Content starts

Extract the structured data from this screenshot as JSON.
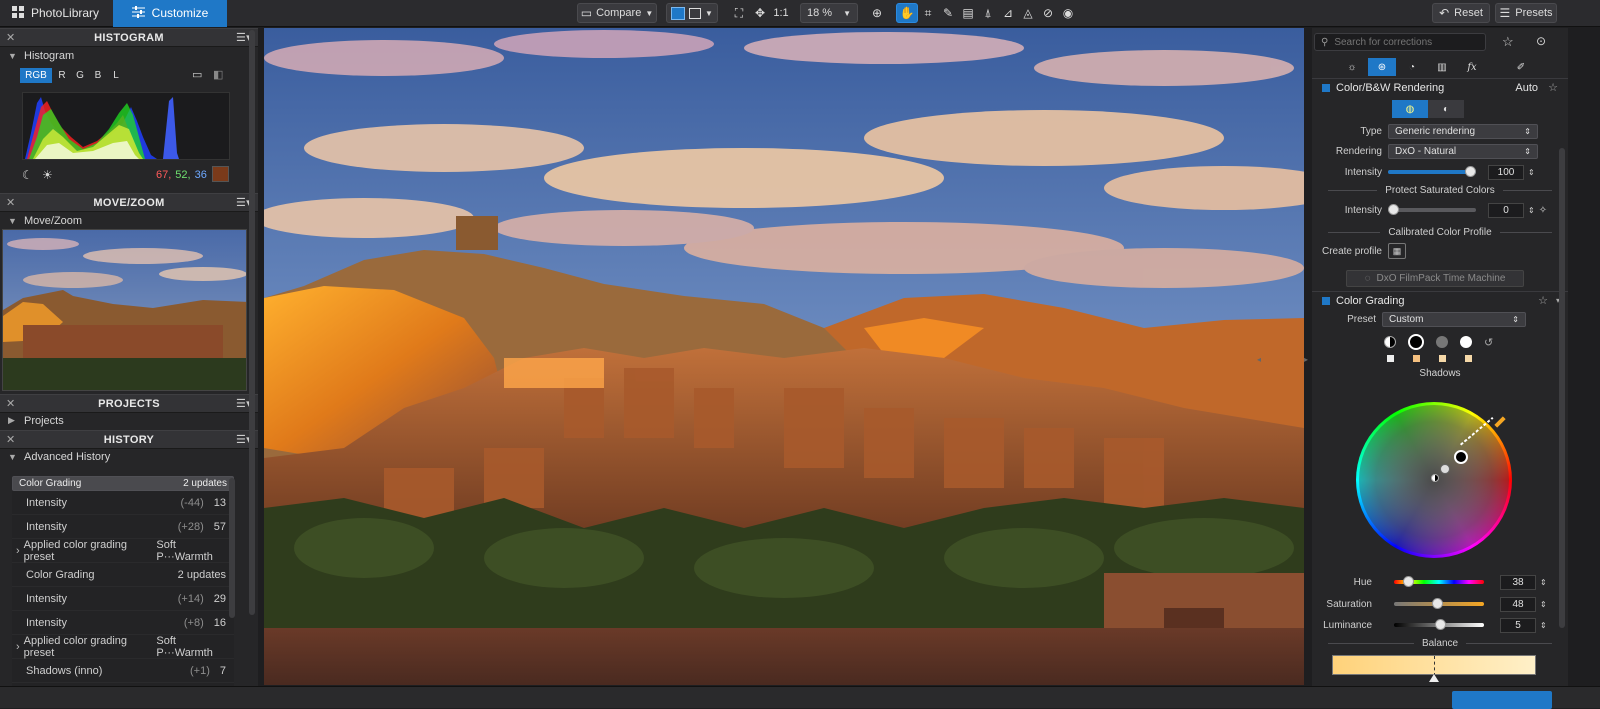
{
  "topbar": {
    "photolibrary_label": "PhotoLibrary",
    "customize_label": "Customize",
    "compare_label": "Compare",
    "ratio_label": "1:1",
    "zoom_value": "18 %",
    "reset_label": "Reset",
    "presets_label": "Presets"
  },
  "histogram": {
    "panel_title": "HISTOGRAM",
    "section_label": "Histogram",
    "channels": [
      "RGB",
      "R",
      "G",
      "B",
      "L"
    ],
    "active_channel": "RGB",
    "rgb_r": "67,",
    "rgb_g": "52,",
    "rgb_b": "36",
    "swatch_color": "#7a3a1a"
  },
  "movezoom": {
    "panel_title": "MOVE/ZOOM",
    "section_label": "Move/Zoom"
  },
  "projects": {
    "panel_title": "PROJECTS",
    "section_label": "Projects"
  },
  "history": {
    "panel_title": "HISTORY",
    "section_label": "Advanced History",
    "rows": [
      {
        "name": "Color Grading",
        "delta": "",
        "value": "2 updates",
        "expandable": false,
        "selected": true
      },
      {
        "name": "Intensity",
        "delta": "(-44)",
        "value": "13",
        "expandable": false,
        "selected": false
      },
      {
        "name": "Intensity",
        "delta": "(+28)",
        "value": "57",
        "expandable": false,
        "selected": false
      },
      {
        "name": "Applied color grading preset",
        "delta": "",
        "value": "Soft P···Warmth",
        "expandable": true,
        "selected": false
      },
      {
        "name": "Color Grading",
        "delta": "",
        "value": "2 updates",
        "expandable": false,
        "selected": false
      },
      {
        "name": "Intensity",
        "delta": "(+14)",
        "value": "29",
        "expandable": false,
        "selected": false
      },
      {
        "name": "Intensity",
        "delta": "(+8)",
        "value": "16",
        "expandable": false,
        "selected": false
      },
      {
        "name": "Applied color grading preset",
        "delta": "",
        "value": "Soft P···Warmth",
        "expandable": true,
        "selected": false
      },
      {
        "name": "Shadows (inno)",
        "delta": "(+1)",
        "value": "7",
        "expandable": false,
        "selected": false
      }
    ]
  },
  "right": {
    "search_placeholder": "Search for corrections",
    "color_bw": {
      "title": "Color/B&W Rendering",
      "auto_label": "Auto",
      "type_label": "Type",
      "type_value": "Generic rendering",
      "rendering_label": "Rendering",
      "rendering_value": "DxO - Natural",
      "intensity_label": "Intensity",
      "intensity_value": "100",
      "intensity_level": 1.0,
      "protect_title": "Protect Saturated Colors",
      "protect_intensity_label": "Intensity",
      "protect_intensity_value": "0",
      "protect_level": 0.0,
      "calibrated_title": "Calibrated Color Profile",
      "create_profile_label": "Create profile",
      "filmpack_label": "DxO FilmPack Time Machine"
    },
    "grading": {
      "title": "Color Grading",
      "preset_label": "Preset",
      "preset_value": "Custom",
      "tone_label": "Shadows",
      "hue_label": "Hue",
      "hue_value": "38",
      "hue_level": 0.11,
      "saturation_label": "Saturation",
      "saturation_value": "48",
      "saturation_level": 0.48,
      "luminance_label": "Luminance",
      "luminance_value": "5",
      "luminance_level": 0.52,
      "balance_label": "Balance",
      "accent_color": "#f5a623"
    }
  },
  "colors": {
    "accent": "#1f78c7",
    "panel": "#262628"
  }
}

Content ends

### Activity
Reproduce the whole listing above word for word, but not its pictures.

### Answer space
Extract the structured data from this screenshot as JSON.
{
  "topbar": {
    "photolibrary_label": "PhotoLibrary",
    "customize_label": "Customize",
    "compare_label": "Compare",
    "ratio_label": "1:1",
    "zoom_value": "18 %",
    "reset_label": "Reset",
    "presets_label": "Presets"
  },
  "histogram": {
    "panel_title": "HISTOGRAM",
    "section_label": "Histogram",
    "channels": [
      "RGB",
      "R",
      "G",
      "B",
      "L"
    ],
    "active_channel": "RGB",
    "rgb_r": "67,",
    "rgb_g": "52,",
    "rgb_b": "36",
    "swatch_color": "#7a3a1a"
  },
  "movezoom": {
    "panel_title": "MOVE/ZOOM",
    "section_label": "Move/Zoom"
  },
  "projects": {
    "panel_title": "PROJECTS",
    "section_label": "Projects"
  },
  "history": {
    "panel_title": "HISTORY",
    "section_label": "Advanced History",
    "rows": [
      {
        "name": "Color Grading",
        "delta": "",
        "value": "2 updates",
        "expandable": false,
        "selected": true
      },
      {
        "name": "Intensity",
        "delta": "(-44)",
        "value": "13",
        "expandable": false,
        "selected": false
      },
      {
        "name": "Intensity",
        "delta": "(+28)",
        "value": "57",
        "expandable": false,
        "selected": false
      },
      {
        "name": "Applied color grading preset",
        "delta": "",
        "value": "Soft P···Warmth",
        "expandable": true,
        "selected": false
      },
      {
        "name": "Color Grading",
        "delta": "",
        "value": "2 updates",
        "expandable": false,
        "selected": false
      },
      {
        "name": "Intensity",
        "delta": "(+14)",
        "value": "29",
        "expandable": false,
        "selected": false
      },
      {
        "name": "Intensity",
        "delta": "(+8)",
        "value": "16",
        "expandable": false,
        "selected": false
      },
      {
        "name": "Applied color grading preset",
        "delta": "",
        "value": "Soft P···Warmth",
        "expandable": true,
        "selected": false
      },
      {
        "name": "Shadows (inno)",
        "delta": "(+1)",
        "value": "7",
        "expandable": false,
        "selected": false
      }
    ]
  },
  "right": {
    "search_placeholder": "Search for corrections",
    "color_bw": {
      "title": "Color/B&W Rendering",
      "auto_label": "Auto",
      "type_label": "Type",
      "type_value": "Generic rendering",
      "rendering_label": "Rendering",
      "rendering_value": "DxO - Natural",
      "intensity_label": "Intensity",
      "intensity_value": "100",
      "intensity_level": 1.0,
      "protect_title": "Protect Saturated Colors",
      "protect_intensity_label": "Intensity",
      "protect_intensity_value": "0",
      "protect_level": 0.0,
      "calibrated_title": "Calibrated Color Profile",
      "create_profile_label": "Create profile",
      "filmpack_label": "DxO FilmPack Time Machine"
    },
    "grading": {
      "title": "Color Grading",
      "preset_label": "Preset",
      "preset_value": "Custom",
      "tone_label": "Shadows",
      "hue_label": "Hue",
      "hue_value": "38",
      "hue_level": 0.11,
      "saturation_label": "Saturation",
      "saturation_value": "48",
      "saturation_level": 0.48,
      "luminance_label": "Luminance",
      "luminance_value": "5",
      "luminance_level": 0.52,
      "balance_label": "Balance",
      "accent_color": "#f5a623"
    }
  },
  "colors": {
    "accent": "#1f78c7",
    "panel": "#262628"
  }
}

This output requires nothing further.